'However, there are also disadvantages - companies can relocate to another part of the world and jobs can disappear very quickly,' she added. 'As there is no existing information on the trends in these sectors, regions don't know the criteria used in relocating business services, and so they cannot make informed decisions or design strong strategy plans.'
Recognising these issues, the consortium carried out a series of case studies and a survey of around 8,000 employers in 15 EU countries and three acceding countries to see how well equipped each country or region is in terms of information technology infrastructure, skills, and information and communications technologies (ICT) workers. From the data collected, the project consortium developed an 'eReadiness' database to help regions and countries compare their situation to EU and global averages, and a tool kit to help regional authorities plan development strategies.
'As we are an accompanying measure, we were very interested in making sure that the data we collected could be accessed in a user friendly form,' said Ms Huws. 'So you will see that in the database a user only has to click a button to produce a graph or a table with information about their position in the eWork environment.'
The information in the toolkit has been divided into two distinct parts: a structured overview of the experience and processes of 'eWork' and regional development, including the main research and concepts underpinning the role 'eWork' plays within the broader process of regional development in the knowledge economy; and a guide through the 'eWork' relocation process and how to prepare and implement a regional development strategy based upon 'eWork'. The kit also provides a guide to funding sources, and links to a glossary of the main terms used in the toolkit.
Ms Huws told CORDIS News that the project as a whole has attracted a lot of interest from within and outside Europe, and since its inception, its services have been extended to Canada and Australia. The project consortium has also been approached by ten Latin American countries.
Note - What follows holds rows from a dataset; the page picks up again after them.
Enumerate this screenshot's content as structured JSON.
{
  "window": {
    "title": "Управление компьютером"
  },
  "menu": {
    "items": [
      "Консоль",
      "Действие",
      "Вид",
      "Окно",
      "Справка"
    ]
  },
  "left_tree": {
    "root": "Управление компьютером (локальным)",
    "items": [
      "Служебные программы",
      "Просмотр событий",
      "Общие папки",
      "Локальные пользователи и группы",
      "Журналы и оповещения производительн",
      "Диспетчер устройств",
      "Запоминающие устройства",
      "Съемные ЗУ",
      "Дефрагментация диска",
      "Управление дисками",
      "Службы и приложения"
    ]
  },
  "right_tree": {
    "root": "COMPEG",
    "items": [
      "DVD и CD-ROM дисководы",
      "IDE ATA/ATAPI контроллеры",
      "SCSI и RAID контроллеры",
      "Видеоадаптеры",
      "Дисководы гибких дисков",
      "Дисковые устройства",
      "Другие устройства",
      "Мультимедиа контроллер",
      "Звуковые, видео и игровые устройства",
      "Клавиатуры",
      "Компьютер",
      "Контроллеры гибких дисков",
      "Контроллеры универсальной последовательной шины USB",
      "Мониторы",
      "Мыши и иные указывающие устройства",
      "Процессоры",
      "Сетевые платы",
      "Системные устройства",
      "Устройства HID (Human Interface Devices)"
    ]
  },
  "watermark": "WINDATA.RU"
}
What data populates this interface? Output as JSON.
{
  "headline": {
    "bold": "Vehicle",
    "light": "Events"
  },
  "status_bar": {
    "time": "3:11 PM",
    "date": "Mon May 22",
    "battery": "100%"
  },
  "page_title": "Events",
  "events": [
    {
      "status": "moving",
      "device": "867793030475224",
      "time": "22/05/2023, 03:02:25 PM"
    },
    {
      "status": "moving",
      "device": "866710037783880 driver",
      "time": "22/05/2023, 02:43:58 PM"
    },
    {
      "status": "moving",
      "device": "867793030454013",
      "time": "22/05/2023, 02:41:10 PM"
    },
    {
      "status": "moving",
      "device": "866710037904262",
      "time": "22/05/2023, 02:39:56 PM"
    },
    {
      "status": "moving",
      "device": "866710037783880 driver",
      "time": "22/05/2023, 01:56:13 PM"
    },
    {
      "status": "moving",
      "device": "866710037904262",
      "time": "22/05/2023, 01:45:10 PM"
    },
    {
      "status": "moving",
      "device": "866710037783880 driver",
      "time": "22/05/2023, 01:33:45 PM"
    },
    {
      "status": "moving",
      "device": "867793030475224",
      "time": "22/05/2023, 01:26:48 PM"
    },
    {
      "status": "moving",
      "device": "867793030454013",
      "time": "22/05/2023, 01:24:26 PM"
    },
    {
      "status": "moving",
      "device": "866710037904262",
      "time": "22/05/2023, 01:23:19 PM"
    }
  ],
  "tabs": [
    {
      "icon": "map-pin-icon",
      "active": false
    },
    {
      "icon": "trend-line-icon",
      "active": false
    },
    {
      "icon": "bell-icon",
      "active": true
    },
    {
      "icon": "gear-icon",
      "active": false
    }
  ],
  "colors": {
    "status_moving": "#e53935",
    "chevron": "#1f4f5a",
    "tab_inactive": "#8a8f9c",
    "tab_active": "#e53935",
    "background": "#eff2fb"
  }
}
Unfortunately, the consortium failed to win funding in the first IST call under the Sixth Framework Programme (FP6), and is depending on contributions from a few national agencies and the Commission's Asia ITC programme. 'This is a real shame because we want to provide free access to our database and services, but without sufficient funds we are unable to keep them up to date,' explained Ms Huws. The project consortium is currently assessing the feasibility of submitting another proposal for FP6.
For further information, please consult the following web address: